=== Section Start ===
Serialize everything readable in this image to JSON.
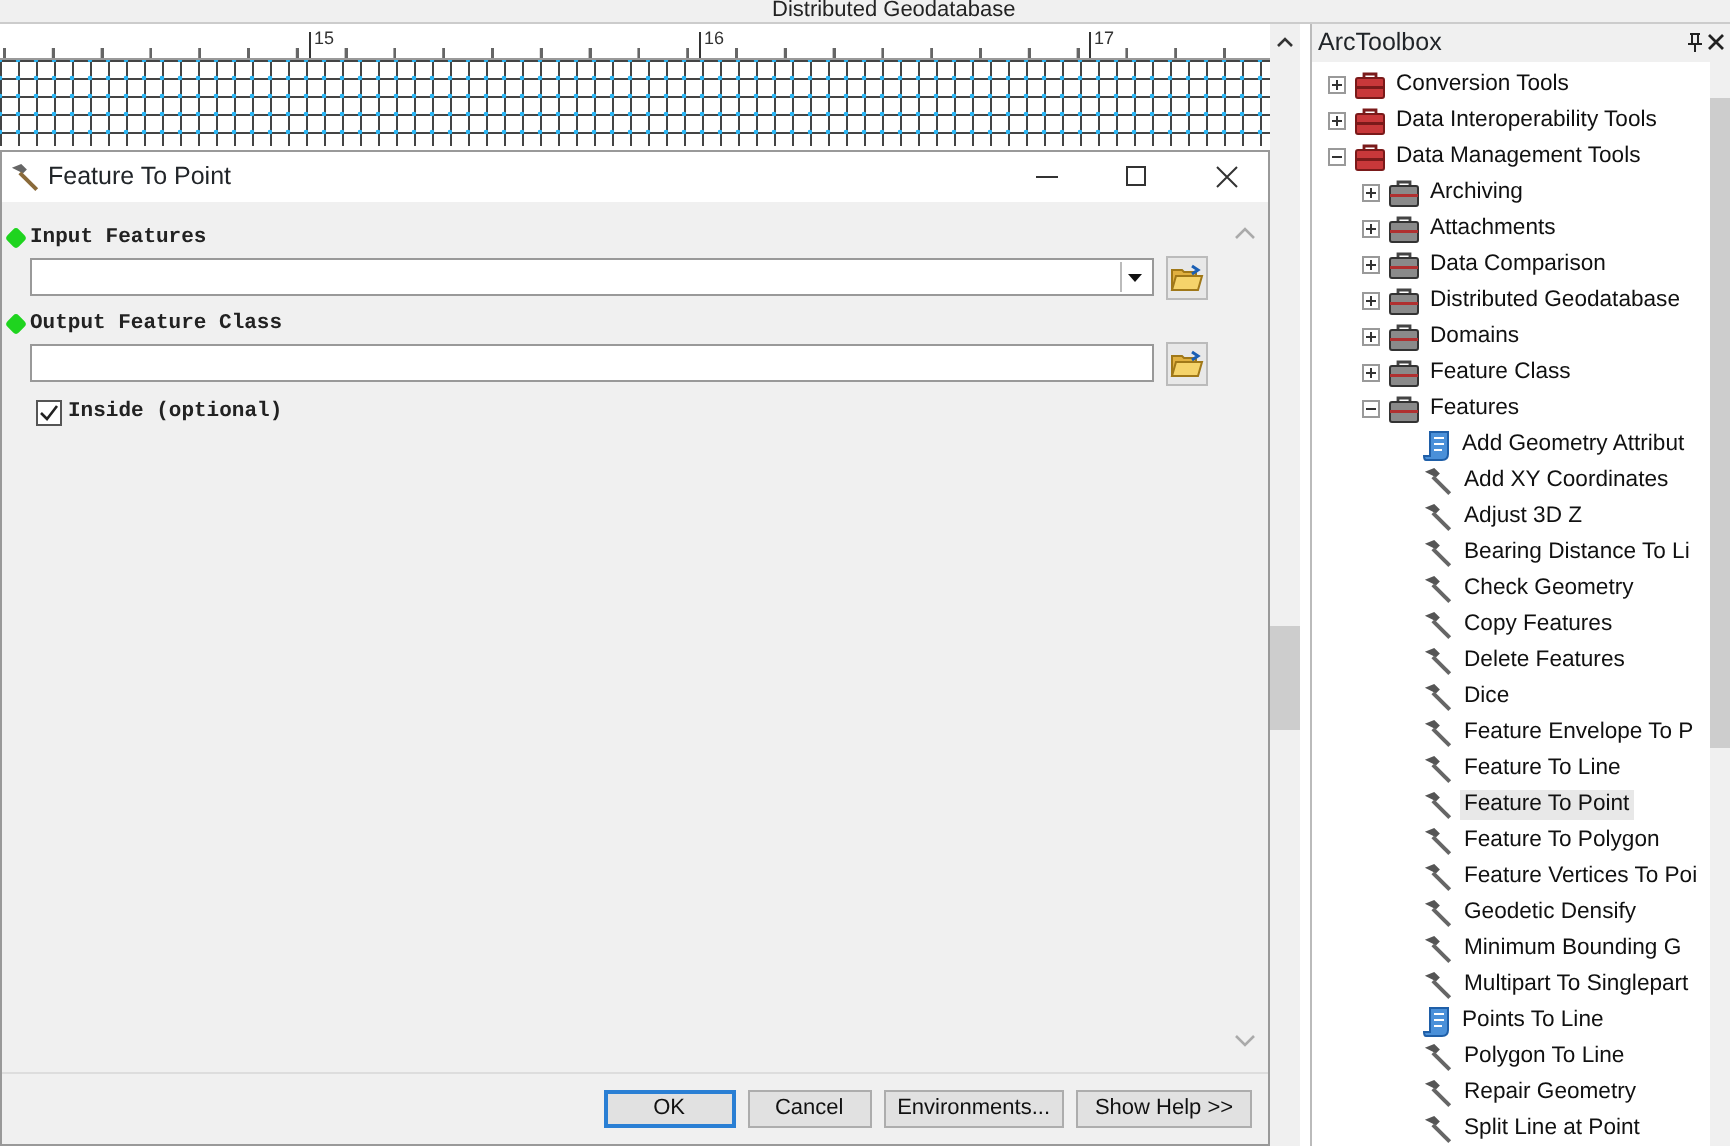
{
  "toolbar": {
    "text": "Distributed Geodatabase"
  },
  "ruler": {
    "labels": [
      "15",
      "16",
      "17"
    ]
  },
  "dialog": {
    "title": "Feature To Point",
    "parameters": [
      {
        "kind": "dropdown",
        "label": "Input Features",
        "required": true
      },
      {
        "kind": "text",
        "label": "Output Feature Class",
        "required": true
      },
      {
        "kind": "checkbox",
        "label": "Inside (optional)",
        "checked": true
      }
    ],
    "buttons": [
      {
        "label": "OK",
        "default": true
      },
      {
        "label": "Cancel",
        "default": false
      },
      {
        "label": "Environments...",
        "default": false
      },
      {
        "label": "Show Help >>",
        "default": false
      }
    ]
  },
  "toolbox": {
    "title": "ArcToolbox",
    "tree": [
      {
        "kind": "toolbox",
        "label": "Conversion Tools",
        "expanded": false,
        "selected": false
      },
      {
        "kind": "toolbox",
        "label": "Data Interoperability Tools",
        "expanded": false,
        "selected": false
      },
      {
        "kind": "toolbox",
        "label": "Data Management Tools",
        "expanded": true,
        "selected": false,
        "children": [
          {
            "kind": "toolset",
            "label": "Archiving",
            "expanded": false,
            "selected": false
          },
          {
            "kind": "toolset",
            "label": "Attachments",
            "expanded": false,
            "selected": false
          },
          {
            "kind": "toolset",
            "label": "Data Comparison",
            "expanded": false,
            "selected": false
          },
          {
            "kind": "toolset",
            "label": "Distributed Geodatabase",
            "expanded": false,
            "selected": false
          },
          {
            "kind": "toolset",
            "label": "Domains",
            "expanded": false,
            "selected": false
          },
          {
            "kind": "toolset",
            "label": "Feature Class",
            "expanded": false,
            "selected": false
          },
          {
            "kind": "toolset",
            "label": "Features",
            "expanded": true,
            "selected": false,
            "children": [
              {
                "kind": "script",
                "label": "Add Geometry Attribut",
                "selected": false
              },
              {
                "kind": "tool",
                "label": "Add XY Coordinates",
                "selected": false
              },
              {
                "kind": "tool",
                "label": "Adjust 3D Z",
                "selected": false
              },
              {
                "kind": "tool",
                "label": "Bearing Distance To Li",
                "selected": false
              },
              {
                "kind": "tool",
                "label": "Check Geometry",
                "selected": false
              },
              {
                "kind": "tool",
                "label": "Copy Features",
                "selected": false
              },
              {
                "kind": "tool",
                "label": "Delete Features",
                "selected": false
              },
              {
                "kind": "tool",
                "label": "Dice",
                "selected": false
              },
              {
                "kind": "tool",
                "label": "Feature Envelope To P",
                "selected": false
              },
              {
                "kind": "tool",
                "label": "Feature To Line",
                "selected": false
              },
              {
                "kind": "tool",
                "label": "Feature To Point",
                "selected": true
              },
              {
                "kind": "tool",
                "label": "Feature To Polygon",
                "selected": false
              },
              {
                "kind": "tool",
                "label": "Feature Vertices To Poi",
                "selected": false
              },
              {
                "kind": "tool",
                "label": "Geodetic Densify",
                "selected": false
              },
              {
                "kind": "tool",
                "label": "Minimum Bounding G",
                "selected": false
              },
              {
                "kind": "tool",
                "label": "Multipart To Singlepart",
                "selected": false
              },
              {
                "kind": "script",
                "label": "Points To Line",
                "selected": false
              },
              {
                "kind": "tool",
                "label": "Polygon To Line",
                "selected": false
              },
              {
                "kind": "tool",
                "label": "Repair Geometry",
                "selected": false
              },
              {
                "kind": "tool",
                "label": "Split Line at Point",
                "selected": false
              }
            ]
          }
        ]
      }
    ]
  }
}
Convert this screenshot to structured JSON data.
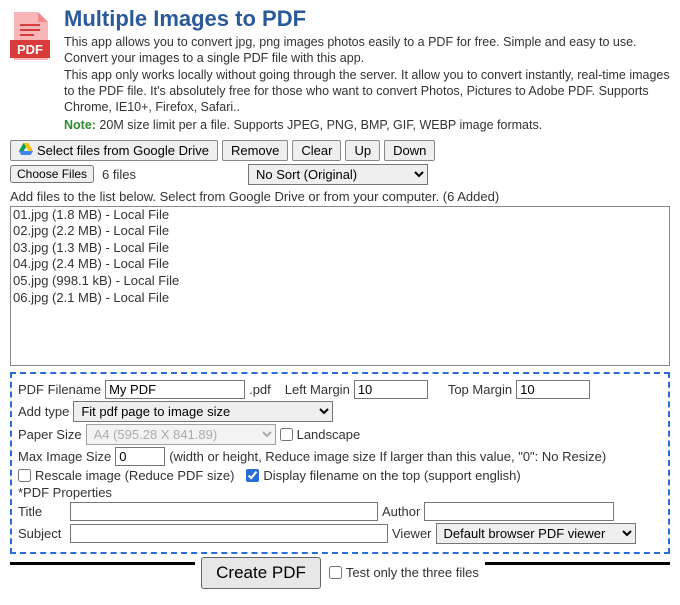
{
  "header": {
    "title": "Multiple Images to PDF",
    "desc1": "This app allows you to convert jpg, png images photos easily to a PDF for free. Simple and easy to use. Convert your images to a single PDF file with this app.",
    "desc2": "This app only works locally without going through the server. It allow you to convert instantly, real-time images to the PDF file. It's absolutely free for those who want to convert Photos, Pictures to Adobe PDF. Supports Chrome, IE10+, Firefox, Safari..",
    "note_label": "Note:",
    "note_text": " 20M size limit per a file. Supports JPEG, PNG, BMP, GIF, WEBP image formats."
  },
  "toolbar": {
    "gdrive": "Select files from Google Drive",
    "remove": "Remove",
    "clear": "Clear",
    "up": "Up",
    "down": "Down",
    "choose_files": "Choose Files",
    "file_count": "6 files",
    "sort_selected": "No Sort (Original)"
  },
  "instruction": "Add files to the list below. Select from Google Drive or from your computer. (6 Added)",
  "files": [
    "01.jpg (1.8 MB) - Local File",
    "02.jpg (2.2 MB) - Local File",
    "03.jpg (1.3 MB) - Local File",
    "04.jpg (2.4 MB) - Local File",
    "05.jpg (998.1 kB) - Local File",
    "06.jpg (2.1 MB) - Local File"
  ],
  "settings": {
    "filename_label": "PDF Filename",
    "filename_value": "My PDF",
    "ext": ".pdf",
    "left_margin_label": "Left Margin",
    "left_margin_value": "10",
    "top_margin_label": "Top Margin",
    "top_margin_value": "10",
    "addtype_label": "Add type",
    "addtype_value": "Fit pdf page to image size",
    "papersize_label": "Paper Size",
    "papersize_value": "A4 (595.28 X 841.89)",
    "landscape_label": "Landscape",
    "maxsize_label": "Max Image Size",
    "maxsize_value": "0",
    "maxsize_hint": "(width or height, Reduce image size If larger than this value, \"0\": No Resize)",
    "rescale_label": "Rescale image (Reduce PDF size)",
    "display_fname_label": "Display filename on the top (support english)",
    "props_label": "*PDF Properties",
    "title_label": "Title",
    "author_label": "Author",
    "subject_label": "Subject",
    "viewer_label": "Viewer",
    "viewer_value": "Default browser PDF viewer"
  },
  "footer": {
    "create": "Create PDF",
    "test_label": "Test only the three files"
  }
}
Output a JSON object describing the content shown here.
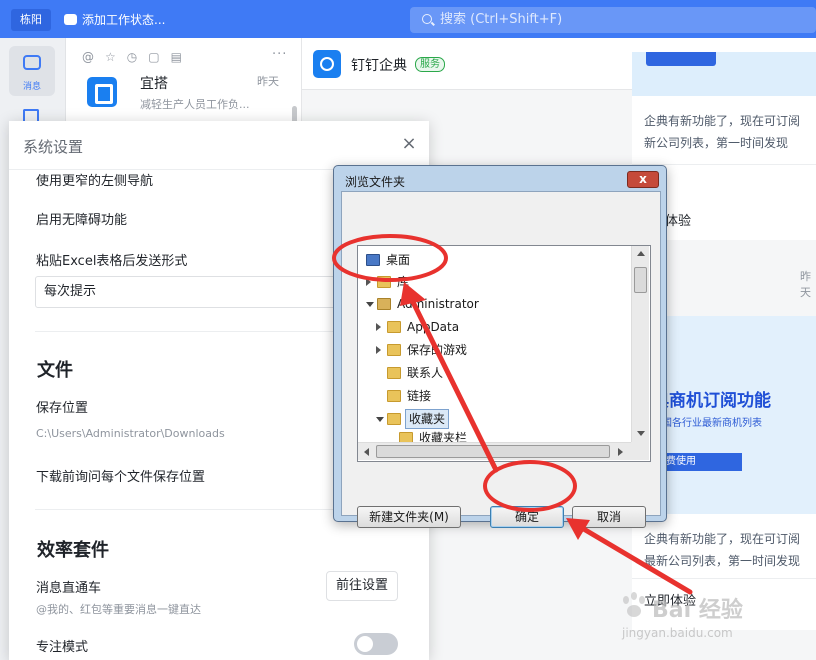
{
  "topbar": {
    "avatar_text": "栋阳",
    "status_text": "添加工作状态...",
    "search_placeholder": "搜索 (Ctrl+Shift+F)"
  },
  "rail": {
    "messages_label": "消息"
  },
  "conversation_list": {
    "tools": [
      "@",
      "☆",
      "◷",
      "▢",
      "▤"
    ],
    "more": "···",
    "item": {
      "name": "宜搭",
      "time": "昨天",
      "preview": "减轻生产人员工作负..."
    }
  },
  "chat": {
    "title": "钉钉企典",
    "tag": "服务",
    "card1": {
      "line1": "企典有新功能了，现在可订阅",
      "line2": "新公司列表，第一时间发现",
      "link": "即体验"
    },
    "time2": "昨天",
    "card2": {
      "title": "典商机订阅功能",
      "subtitle": "全国各行业最新商机列表",
      "button": "费使用",
      "line1": "企典有新功能了，现在可订阅",
      "line2": "最新公司列表，第一时间发现",
      "link": "立即体验"
    }
  },
  "settings": {
    "title": "系统设置",
    "close": "×",
    "narrow_nav": "使用更窄的左侧导航",
    "accessibility": "启用无障碍功能",
    "excel_paste": "粘贴Excel表格后发送形式",
    "excel_option": "每次提示",
    "files_section": "文件",
    "save_location": "保存位置",
    "save_path": "C:\\Users\\Administrator\\Downloads",
    "ask_location": "下载前询问每个文件保存位置",
    "efficiency_section": "效率套件",
    "message_express": "消息直通车",
    "message_express_desc": "@我的、红包等重要消息一键直达",
    "go_settings": "前往设置",
    "focus_mode": "专注模式",
    "focus_mode_on": false
  },
  "browse_dialog": {
    "title": "浏览文件夹",
    "close": "x",
    "tree": [
      {
        "label": "桌面",
        "icon": "desktop-icon"
      },
      {
        "label": "库",
        "icon": "library-icon"
      },
      {
        "label": "Administrator",
        "icon": "user-folder-icon"
      },
      {
        "label": "AppData",
        "icon": "folder-icon"
      },
      {
        "label": "保存的游戏",
        "icon": "folder-icon"
      },
      {
        "label": "联系人",
        "icon": "folder-icon"
      },
      {
        "label": "链接",
        "icon": "folder-icon"
      },
      {
        "label": "收藏夹",
        "icon": "folder-icon"
      },
      {
        "label": "收藏夹栏",
        "icon": "folder-icon"
      }
    ],
    "new_folder_button": "新建文件夹(M)",
    "ok_button": "确定",
    "cancel_button": "取消"
  },
  "annotation": {
    "color": "#e8322e"
  },
  "watermark": {
    "text": "Bai 经验",
    "url": "jingyan.baidu.com"
  }
}
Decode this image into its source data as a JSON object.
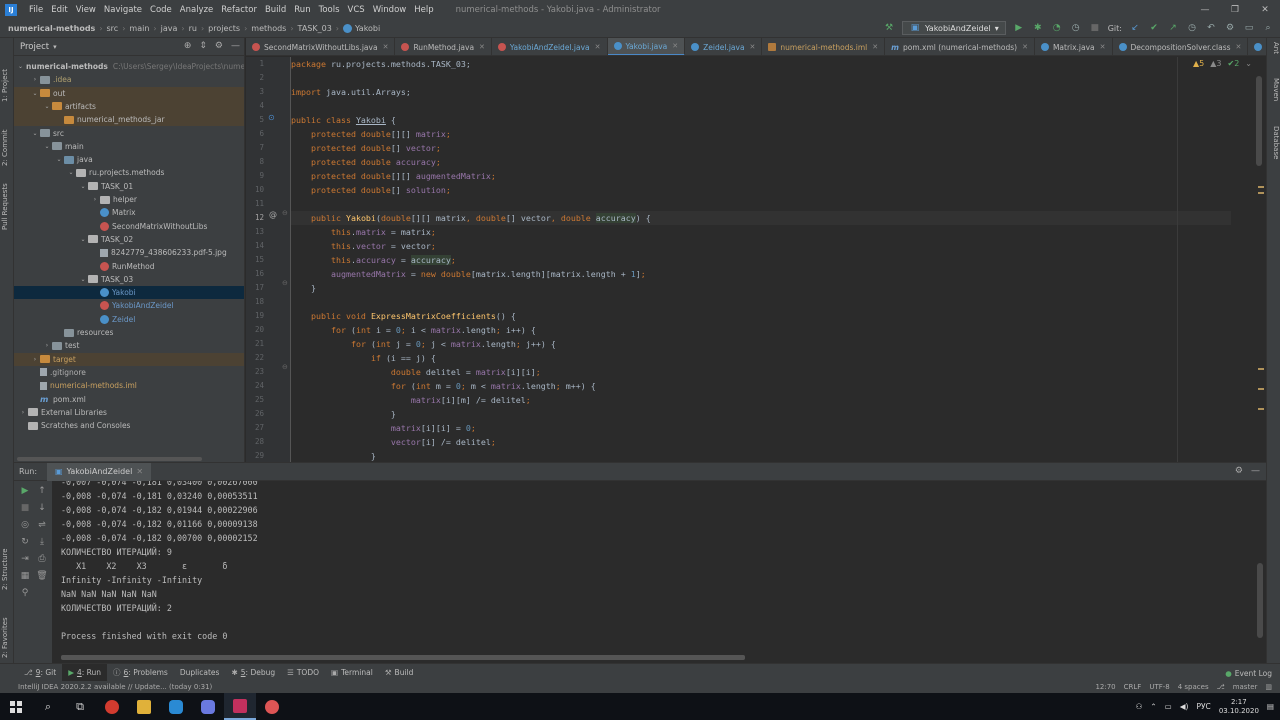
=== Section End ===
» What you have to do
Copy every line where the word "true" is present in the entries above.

» Response to the task
        "required": true
        "required": true
        "checked": true
        "default": true
        "expanded": true,
            "expanded": true,
                "selected": true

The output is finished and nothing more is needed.